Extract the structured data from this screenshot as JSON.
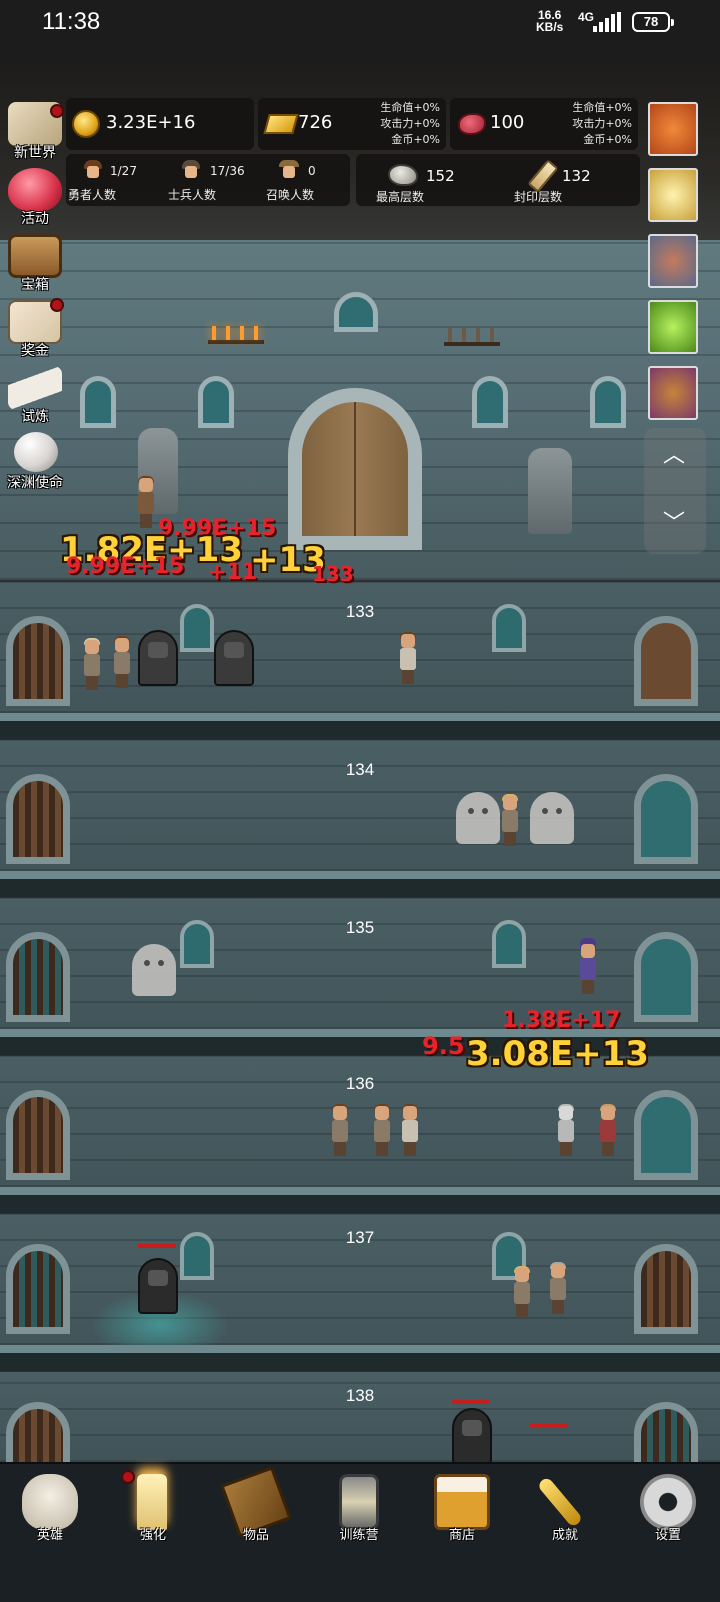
{
  "status_bar": {
    "time": "11:38",
    "net_speed_value": "16.6",
    "net_speed_unit": "KB/s",
    "network": "4G",
    "battery": "78"
  },
  "resources": {
    "coins": "3.23E+16",
    "gold": "726",
    "gems": "100",
    "bonus_gold_panel": {
      "hp": "生命值+0%",
      "atk": "攻击力+0%",
      "coin": "金币+0%"
    },
    "bonus_gem_panel": {
      "hp": "生命值+0%",
      "atk": "攻击力+0%",
      "coin": "金币+0%"
    }
  },
  "counts": {
    "heroes": {
      "value": "1/27",
      "label": "勇者人数"
    },
    "soldiers": {
      "value": "17/36",
      "label": "士兵人数"
    },
    "summons": {
      "value": "0",
      "label": "召唤人数"
    },
    "max_floor": {
      "value": "152",
      "label": "最高层数"
    },
    "sealed_floor": {
      "value": "132",
      "label": "封印层数"
    }
  },
  "side_menu": [
    {
      "label": "新世界",
      "icon": "map-icon",
      "badge": true
    },
    {
      "label": "活动",
      "icon": "heart-icon",
      "badge": false
    },
    {
      "label": "宝箱",
      "icon": "chest-icon",
      "badge": false
    },
    {
      "label": "奖金",
      "icon": "envelope-icon",
      "badge": true
    },
    {
      "label": "试炼",
      "icon": "feather-icon",
      "badge": false
    },
    {
      "label": "深渊使命",
      "icon": "pearl-icon",
      "badge": false
    }
  ],
  "buffs": [
    {
      "icon": "pumpkin-icon",
      "color": "#d9661f"
    },
    {
      "icon": "candle-icon",
      "color": "#f0d060"
    },
    {
      "icon": "backpack-icon",
      "color": "#8a4a3a"
    },
    {
      "icon": "slime-icon",
      "color": "#7ac238"
    },
    {
      "icon": "bag-icon",
      "color": "#a0582c"
    }
  ],
  "floors": [
    {
      "number": "133"
    },
    {
      "number": "134"
    },
    {
      "number": "135"
    },
    {
      "number": "136"
    },
    {
      "number": "137"
    },
    {
      "number": "138"
    }
  ],
  "damage_numbers": {
    "d1": "9.99E+15",
    "d2": "1.82E+13",
    "d3": "9.99E+15",
    "d4": "+11",
    "d5": "+13",
    "d6": "133",
    "d7": "1.38E+17",
    "d8": "9.5",
    "d9": "3.08E+13"
  },
  "bottom_nav": [
    {
      "label": "英雄",
      "icon": "skull-icon",
      "badge": false
    },
    {
      "label": "强化",
      "icon": "candle-icon",
      "badge": true
    },
    {
      "label": "物品",
      "icon": "book-icon",
      "badge": false
    },
    {
      "label": "训练营",
      "icon": "lantern-icon",
      "badge": false
    },
    {
      "label": "商店",
      "icon": "beer-mug-icon",
      "badge": false
    },
    {
      "label": "成就",
      "icon": "key-icon",
      "badge": false
    },
    {
      "label": "设置",
      "icon": "gear-icon",
      "badge": false
    }
  ],
  "colors": {
    "accent_gold": "#ffd23a",
    "damage_red": "#e8232b",
    "badge_red": "#b0141a"
  }
}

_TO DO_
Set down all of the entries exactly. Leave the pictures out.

_WRITTEN RESPONSE_
Extract the structured data from this screenshot as JSON.
{
  "status_bar": {
    "time": "11:38",
    "net_speed_value": "16.6",
    "net_speed_unit": "KB/s",
    "network": "4G",
    "battery": "78"
  },
  "resources": {
    "coins": "3.23E+16",
    "gold": "726",
    "gems": "100",
    "bonus_gold_panel": {
      "hp": "生命值+0%",
      "atk": "攻击力+0%",
      "coin": "金币+0%"
    },
    "bonus_gem_panel": {
      "hp": "生命值+0%",
      "atk": "攻击力+0%",
      "coin": "金币+0%"
    }
  },
  "counts": {
    "heroes": {
      "value": "1/27",
      "label": "勇者人数"
    },
    "soldiers": {
      "value": "17/36",
      "label": "士兵人数"
    },
    "summons": {
      "value": "0",
      "label": "召唤人数"
    },
    "max_floor": {
      "value": "152",
      "label": "最高层数"
    },
    "sealed_floor": {
      "value": "132",
      "label": "封印层数"
    }
  },
  "side_menu": [
    {
      "label": "新世界",
      "icon": "map-icon",
      "badge": true
    },
    {
      "label": "活动",
      "icon": "heart-icon",
      "badge": false
    },
    {
      "label": "宝箱",
      "icon": "chest-icon",
      "badge": false
    },
    {
      "label": "奖金",
      "icon": "envelope-icon",
      "badge": true
    },
    {
      "label": "试炼",
      "icon": "feather-icon",
      "badge": false
    },
    {
      "label": "深渊使命",
      "icon": "pearl-icon",
      "badge": false
    }
  ],
  "buffs": [
    {
      "icon": "pumpkin-icon",
      "color": "#d9661f"
    },
    {
      "icon": "candle-icon",
      "color": "#f0d060"
    },
    {
      "icon": "backpack-icon",
      "color": "#8a4a3a"
    },
    {
      "icon": "slime-icon",
      "color": "#7ac238"
    },
    {
      "icon": "bag-icon",
      "color": "#a0582c"
    }
  ],
  "floors": [
    {
      "number": "133"
    },
    {
      "number": "134"
    },
    {
      "number": "135"
    },
    {
      "number": "136"
    },
    {
      "number": "137"
    },
    {
      "number": "138"
    }
  ],
  "damage_numbers": {
    "d1": "9.99E+15",
    "d2": "1.82E+13",
    "d3": "9.99E+15",
    "d4": "+11",
    "d5": "+13",
    "d6": "133",
    "d7": "1.38E+17",
    "d8": "9.5",
    "d9": "3.08E+13"
  },
  "bottom_nav": [
    {
      "label": "英雄",
      "icon": "skull-icon",
      "badge": false
    },
    {
      "label": "强化",
      "icon": "candle-icon",
      "badge": true
    },
    {
      "label": "物品",
      "icon": "book-icon",
      "badge": false
    },
    {
      "label": "训练营",
      "icon": "lantern-icon",
      "badge": false
    },
    {
      "label": "商店",
      "icon": "beer-mug-icon",
      "badge": false
    },
    {
      "label": "成就",
      "icon": "key-icon",
      "badge": false
    },
    {
      "label": "设置",
      "icon": "gear-icon",
      "badge": false
    }
  ],
  "colors": {
    "accent_gold": "#ffd23a",
    "damage_red": "#e8232b",
    "badge_red": "#b0141a"
  }
}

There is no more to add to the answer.